The advice is to make sure not to defrost the seeds until you need to use them—the more often they’re defrosted or partially unfrozen the less likely they are to germinate. And leave them in the container at room temperature to slowly defrost when you do want to use them.
Those who do argue for freezing say freezing just the once shouldn’t do too much damage.
Ideal temperature and humidity levels for storing cannabis seeds
Here are the recommendations from Ryan Riley’s Growing Elite Marijuana for seed storage:
Temperature and humidity are the most important factors affecting seed quality during storage (humidity being the more important of these). Marijuana seeds absorb moisture from wet atmospheres and dry out when placed in dry atmospheres. Seed storage life is doubled for every 1% decrease in moisture content. The problems of maintaining seed germination [i.e. viability] increase with seed moisture content.
Seed moisture above:
- 80-100% — Seeds drown and become wilted after any more than 12 hours
- 40-60% — Germination occurs
- 18-20% — Heating may occur
- 12-14% — Fungi grown on and in the seed
- 8-9% — Insects present become active and reproduce
Heating is caused by the natural respiration of cannabis seeds, of fungi and bacteria in and on the seed which may build up rapidly in a moist environment. High moisture levels and high temperatures will kill cannabis seeds as quickly as an invasion of micro-organisms and insects, so be careful.
Stored seed life is doubled for every 41ºF (5ºC) reduction in storage environment temperature.
Refrigeration to at least 41ºF (5ºC) is recommended (yes, this is slightly warmer than regular fridges). The cooler the temperature the more slowly seed vitality declines. This rule apparently continues to apply even at temperatures below freezing. At 41ºF (5ºC) and below, insects become inactive.
When the above storing conditions are met, storing cannabis for five years with high germination success rate is entirely doable.
(Want to know more about Ryan Riley’s book? We’ve got a review here.)
Similarly, Jorge Cervantes’s Grow Bible recommends keeping humidity below 5% and keeping temp at 35-40ºF (2-5ºC).
Ryan Riley also advises (as does Jorge Cervantes):
Make sure to label the container/package with strain, quantity and date received to make storing easier.
It can be very easy to forget details like that later—or even what was in the container in the first place!
That pretty much covers it.

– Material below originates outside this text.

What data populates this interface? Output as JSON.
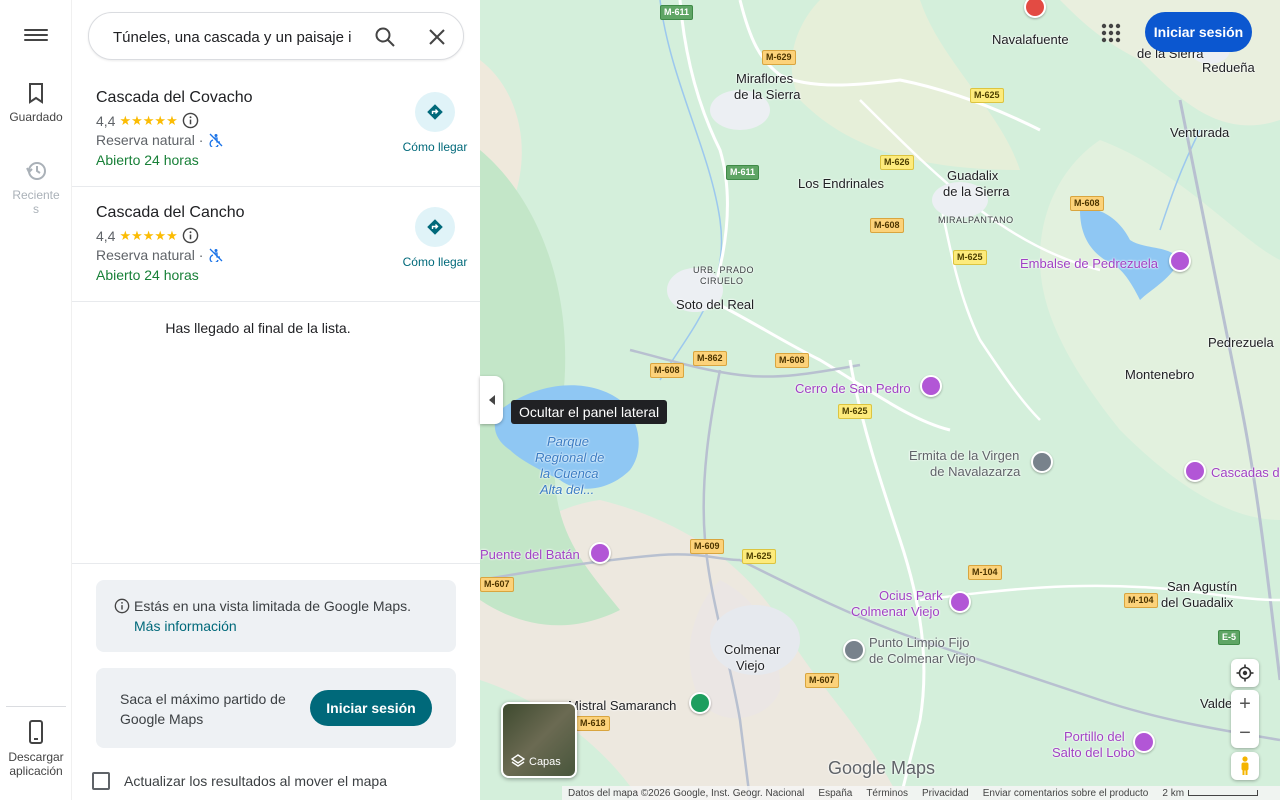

Got any more questions for us? Email us at maryjanefarmer[at]420beginner.com.
We’re always happy to hear from readers—and your questions really help us to write more of what you want to read about.